**What the task asks**: Please restate word for word each line from the one containing "Read all visible content and emit it as JSON." to the last line of the records below, and drop the pictures.

====== Information given

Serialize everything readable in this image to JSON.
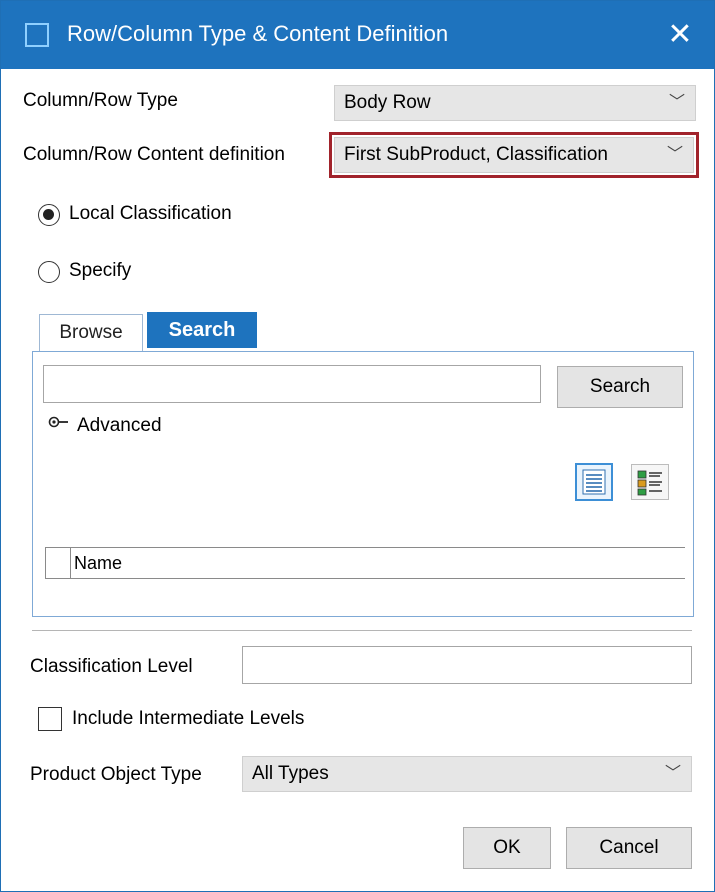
{
  "window": {
    "title": "Row/Column Type & Content Definition",
    "close": "✕"
  },
  "form": {
    "column_row_type": {
      "label": "Column/Row Type",
      "value": "Body Row"
    },
    "content_definition": {
      "label": "Column/Row Content definition",
      "value": "First SubProduct, Classification"
    },
    "radio_local": {
      "label": "Local Classification",
      "checked": true
    },
    "radio_specify": {
      "label": "Specify",
      "checked": false
    },
    "tabs": [
      {
        "label": "Browse",
        "active": false
      },
      {
        "label": "Search",
        "active": true
      }
    ],
    "search": {
      "value": "",
      "button": "Search",
      "advanced": "Advanced"
    },
    "grid": {
      "columns": [
        "Name"
      ]
    },
    "classification_level": {
      "label": "Classification Level",
      "value": ""
    },
    "include_intermediate": {
      "label": "Include Intermediate Levels",
      "checked": false
    },
    "product_object_type": {
      "label": "Product Object Type",
      "value": "All Types"
    }
  },
  "buttons": {
    "ok": "OK",
    "cancel": "Cancel"
  },
  "colors": {
    "titlebar": "#1e73be",
    "highlight_border": "#a1232b",
    "active_tab": "#1e73be"
  },
  "icons": {
    "title": "window-icon",
    "close": "close-icon",
    "chevron": "chevron-down-icon",
    "advanced": "key-toggle-icon",
    "list_view": "list-view-icon",
    "detail_view": "detail-view-icon"
  }
}
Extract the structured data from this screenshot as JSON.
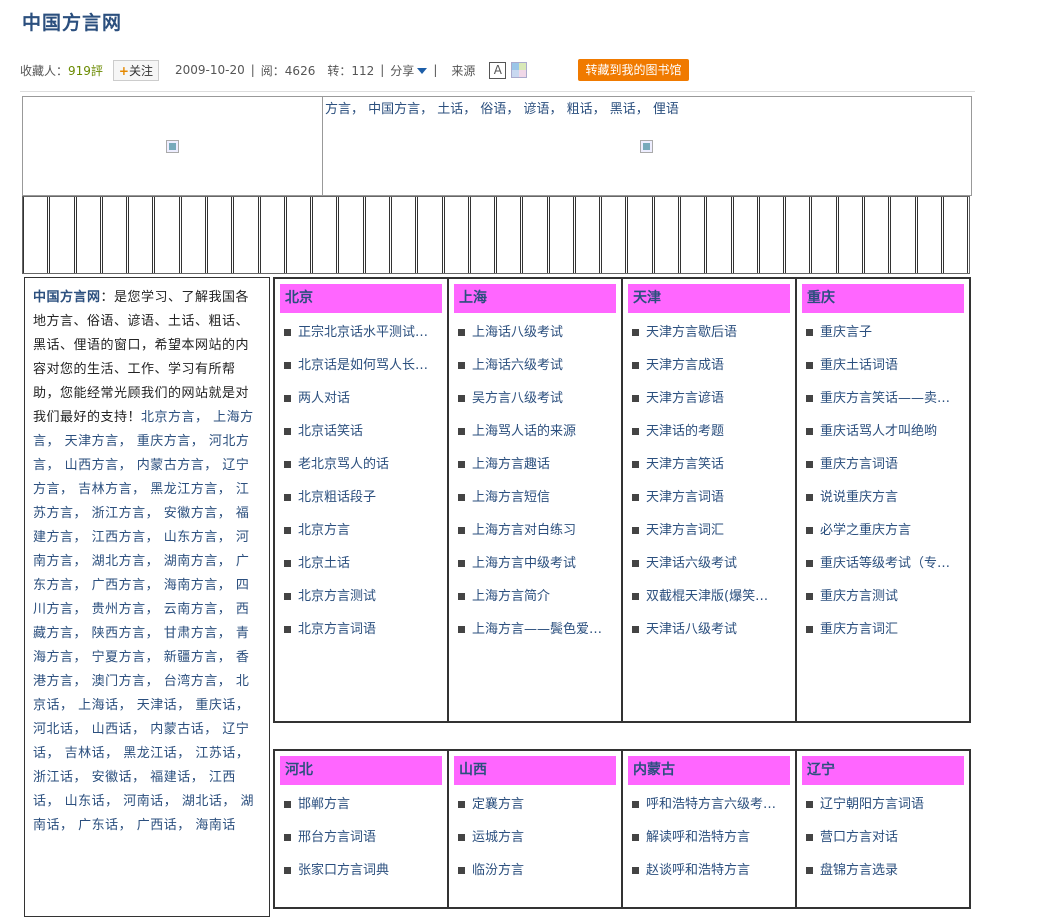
{
  "page": {
    "title": "中国方言网"
  },
  "meta": {
    "collect_label": "收藏人：",
    "collect_count": "919評",
    "follow_label": "关注",
    "date": "2009-10-20",
    "reads_label": "阅：4626",
    "reposts_label": "转：112",
    "share_label": "分享",
    "source_label": "来源",
    "font_button": "A",
    "save_button": "转藏到我的图书馆"
  },
  "banner": {
    "keywords": "方言， 中国方言， 土话， 俗语， 谚语， 粗话， 黑话， 俚语"
  },
  "intro": {
    "title": "中国方言网",
    "text": "：是您学习、了解我国各地方言、俗语、谚语、土话、粗话、黑话、俚语的窗口，希望本网站的内容对您的生活、工作、学习有所帮助，您能经常光顾我们的网站就是对我们最好的支持！",
    "links": "北京方言， 上海方言， 天津方言， 重庆方言， 河北方言， 山西方言， 内蒙古方言， 辽宁方言， 吉林方言， 黑龙江方言， 江苏方言， 浙江方言， 安徽方言， 福建方言， 江西方言， 山东方言， 河南方言， 湖北方言， 湖南方言， 广东方言， 广西方言， 海南方言， 四川方言， 贵州方言， 云南方言， 西藏方言， 陕西方言， 甘肃方言， 青海方言， 宁夏方言， 新疆方言， 香港方言， 澳门方言， 台湾方言， 北京话， 上海话， 天津话， 重庆话， 河北话， 山西话， 内蒙古话， 辽宁话， 吉林话， 黑龙江话， 江苏话， 浙江话， 安徽话， 福建话， 江西话， 山东话， 河南话， 湖北话， 湖南话， 广东话， 广西话， 海南话"
  },
  "section1": [
    {
      "name": "北京",
      "items": [
        "正宗北京话水平测试…",
        "北京话是如何骂人长…",
        "两人对话",
        "北京话笑话",
        "老北京骂人的话",
        "北京粗话段子",
        "北京方言",
        "北京土话",
        "北京方言测试",
        "北京方言词语"
      ]
    },
    {
      "name": "上海",
      "items": [
        "上海话八级考试",
        "上海话六级考试",
        "吴方言八级考试",
        "上海骂人话的来源",
        "上海方言趣话",
        "上海方言短信",
        "上海方言对白练习",
        "上海方言中级考试",
        "上海方言简介",
        "上海方言——鬓色爱…"
      ]
    },
    {
      "name": "天津",
      "items": [
        "天津方言歇后语",
        "天津方言成语",
        "天津方言谚语",
        "天津话的考题",
        "天津方言笑话",
        "天津方言词语",
        "天津方言词汇",
        "天津话六级考试",
        "双截棍天津版(爆笑…",
        "天津话八级考试"
      ]
    },
    {
      "name": "重庆",
      "items": [
        "重庆言子",
        "重庆土话词语",
        "重庆方言笑话——卖…",
        "重庆话骂人才叫绝哟",
        "重庆方言词语",
        "说说重庆方言",
        "必学之重庆方言",
        "重庆话等级考试（专…",
        "重庆方言测试",
        "重庆方言词汇"
      ]
    }
  ],
  "section2": [
    {
      "name": "河北",
      "items": [
        "邯郸方言",
        "邢台方言词语",
        "张家口方言词典"
      ]
    },
    {
      "name": "山西",
      "items": [
        "定襄方言",
        "运城方言",
        "临汾方言"
      ]
    },
    {
      "name": "内蒙古",
      "items": [
        "呼和浩特方言六级考…",
        "解读呼和浩特方言",
        "赵谈呼和浩特方言"
      ]
    },
    {
      "name": "辽宁",
      "items": [
        "辽宁朝阳方言词语",
        "营口方言对话",
        "盘锦方言选录"
      ]
    }
  ]
}
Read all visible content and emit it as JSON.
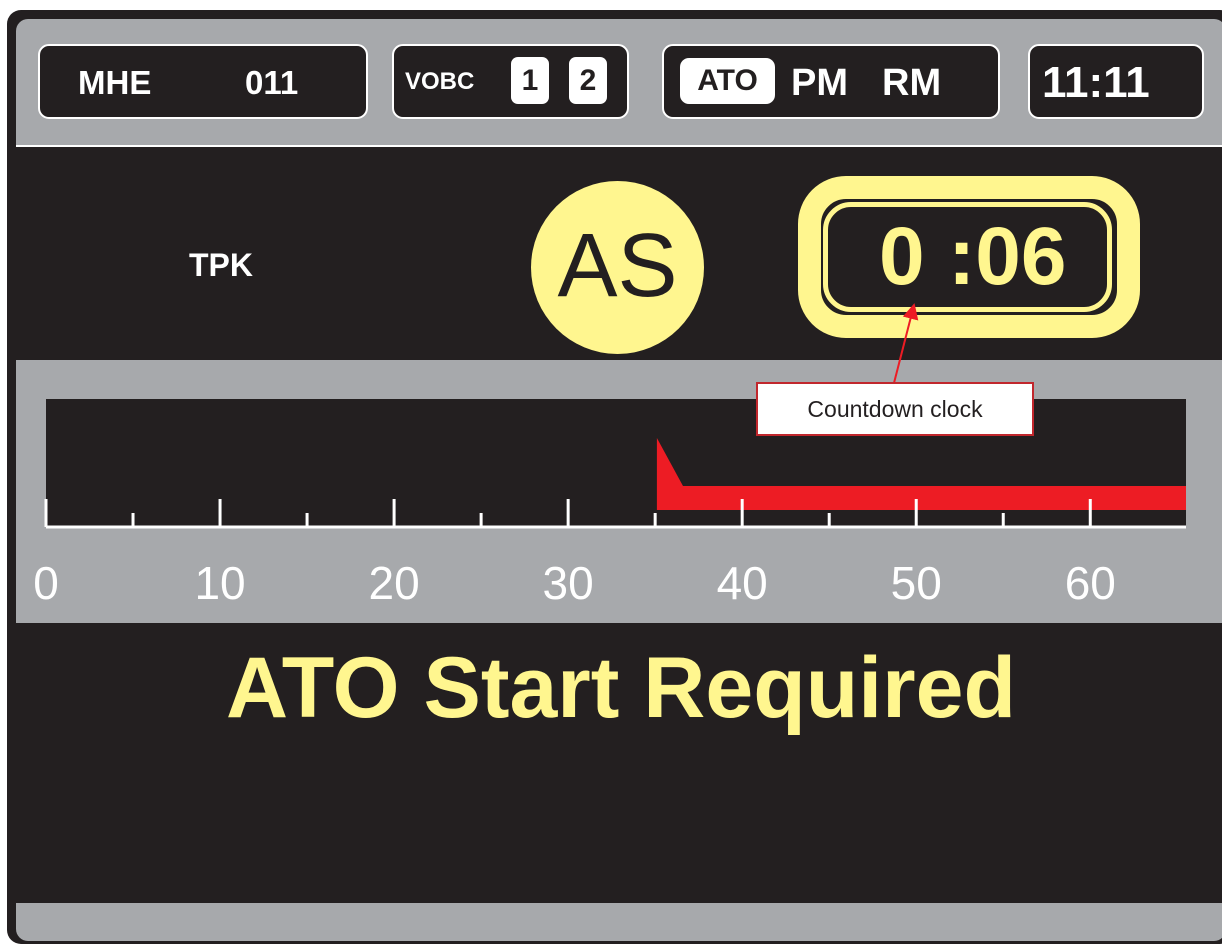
{
  "status_bar": {
    "train_label": "MHE",
    "train_number": "011",
    "vobc_label": "VOBC",
    "vobc_units": [
      "1",
      "2"
    ],
    "modes": [
      "ATO",
      "PM",
      "RM"
    ],
    "active_mode": "ATO",
    "clock": "11:11"
  },
  "station": {
    "code": "TPK",
    "status_badge": "AS",
    "countdown_minutes": "0",
    "countdown_seconds": ":06"
  },
  "annotation": {
    "text": "Countdown clock"
  },
  "gauge": {
    "ticks": [
      "0",
      "10",
      "20",
      "30",
      "40",
      "50",
      "60"
    ],
    "scale_max": 65.5,
    "red_start": 35.1,
    "red_peak_end": 36.6,
    "colors": {
      "bar": "#ed1c24",
      "band": "#231f20",
      "text": "#ffffff"
    }
  },
  "message": {
    "text": "ATO Start Required",
    "color": "#fff68f"
  }
}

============

**Answer to the problem**:
Read all visible content and emit it as JSON.
{
  "status_bar": {
    "train_label": "MHE",
    "train_number": "011",
    "vobc_label": "VOBC",
    "vobc_units": [
      "1",
      "2"
    ],
    "modes": [
      "ATO",
      "PM",
      "RM"
    ],
    "active_mode": "ATO",
    "clock": "11:11"
  },
  "station": {
    "code": "TPK",
    "status_badge": "AS",
    "countdown_minutes": "0",
    "countdown_seconds": ":06"
  },
  "annotation": {
    "text": "Countdown clock"
  },
  "gauge": {
    "ticks": [
      "0",
      "10",
      "20",
      "30",
      "40",
      "50",
      "60"
    ],
    "scale_max": 65.5,
    "red_start": 35.1,
    "red_peak_end": 36.6,
    "colors": {
      "bar": "#ed1c24",
      "band": "#231f20",
      "text": "#ffffff"
    }
  },
  "message": {
    "text": "ATO Start Required",
    "color": "#fff68f"
  }
}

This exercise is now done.